California's public employee unions have long prided themselves on their toughness. If a Democratic politician stepped out of line, they would move to punish that politician.
But some pols have long memories, and Prop 32 offers an opportunity to get revenge.
Take Gloria Romero, a former state legislator who tangled with the California Teachers Association.
U.S. & World
She would seem an unlikely advocate for Prop 32, a ballot initiative that, at its heart, is about limiting the political power of unions by making it harder to collect money from members for politics. She's a Democrat, and the public employee unions are the backbone of the Democratic Party.
But Romero, in pushing changes in the education system while in the legislature, had gotten into big battles with the CTA.

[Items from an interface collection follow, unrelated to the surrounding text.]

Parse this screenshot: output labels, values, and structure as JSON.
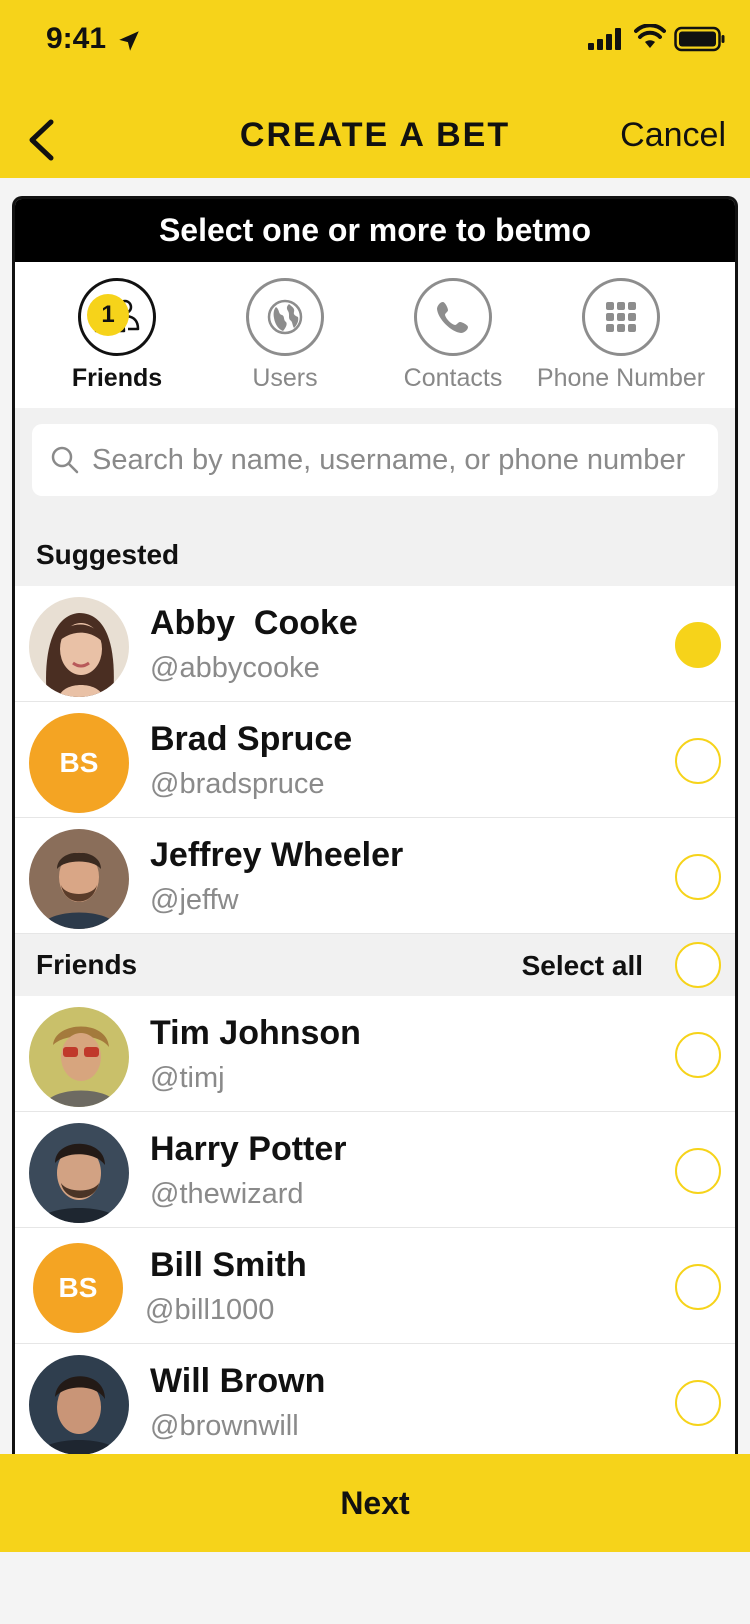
{
  "status_bar": {
    "time": "9:41"
  },
  "nav": {
    "title": "CREATE A BET",
    "cancel_label": "Cancel"
  },
  "card": {
    "header": "Select one or more to betmo"
  },
  "tabs": [
    {
      "label": "Friends",
      "badge": "1",
      "icon": "friends-icon",
      "active": true
    },
    {
      "label": "Users",
      "icon": "globe-icon",
      "active": false
    },
    {
      "label": "Contacts",
      "icon": "phone-icon",
      "active": false
    },
    {
      "label": "Phone Number",
      "icon": "keypad-icon",
      "active": false
    }
  ],
  "search": {
    "placeholder": "Search by name, username, or phone number"
  },
  "sections": {
    "suggested": {
      "title": "Suggested"
    },
    "friends": {
      "title": "Friends",
      "select_all_label": "Select all"
    }
  },
  "suggested": [
    {
      "name": "Abby  Cooke",
      "handle": "@abbycooke",
      "selected": true
    },
    {
      "name": "Brad Spruce",
      "handle": "@bradspruce",
      "initials": "BS",
      "selected": false
    },
    {
      "name": "Jeffrey Wheeler",
      "handle": "@jeffw",
      "selected": false
    }
  ],
  "friends": [
    {
      "name": "Tim Johnson",
      "handle": "@timj",
      "selected": false
    },
    {
      "name": "Harry Potter",
      "handle": "@thewizard",
      "selected": false
    },
    {
      "name": "Bill Smith",
      "handle": "@bill1000",
      "initials": "BS",
      "selected": false
    },
    {
      "name": "Will Brown",
      "handle": "@brownwill",
      "selected": false
    }
  ],
  "footer": {
    "next_label": "Next"
  },
  "colors": {
    "accent": "#f6d31a",
    "initials_bg": "#f4a423",
    "header_bg": "#000000"
  }
}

Romero pushed successfully for the parent trigger, which grants parents in low-performing schools the opportunity to demand changes in school leadership, and open enrollment, which allows children in the worst performing schools to switch schools.
CTA opposed the legislation and backed her opponent in the race for superintendent of public instruction. She lost.
Romero hasn't forgotten, and so CTA and other public employee unions now have to beat back Prop 32 in a campaign in which a Latina Democrat, not an anti-union Republican, is the face of the effort. See the below Web ad for a taste of Romero's argument.
CTA and the unions have enforced a strict doctrine. They haven't tolerated politicians getting out of line -- because they want things their way. By not compromising, they could lose big this fall if Prop 32 passes.
Lead Prop Zero blogger Joe Mathews is California editor at Zocalo Public Square, a fellow at Arizona State University’s Center for Social Cohesion, and co-author of California Crackup: How Reform Broke the Golden State and How We Can Fix It (University of California, 2010).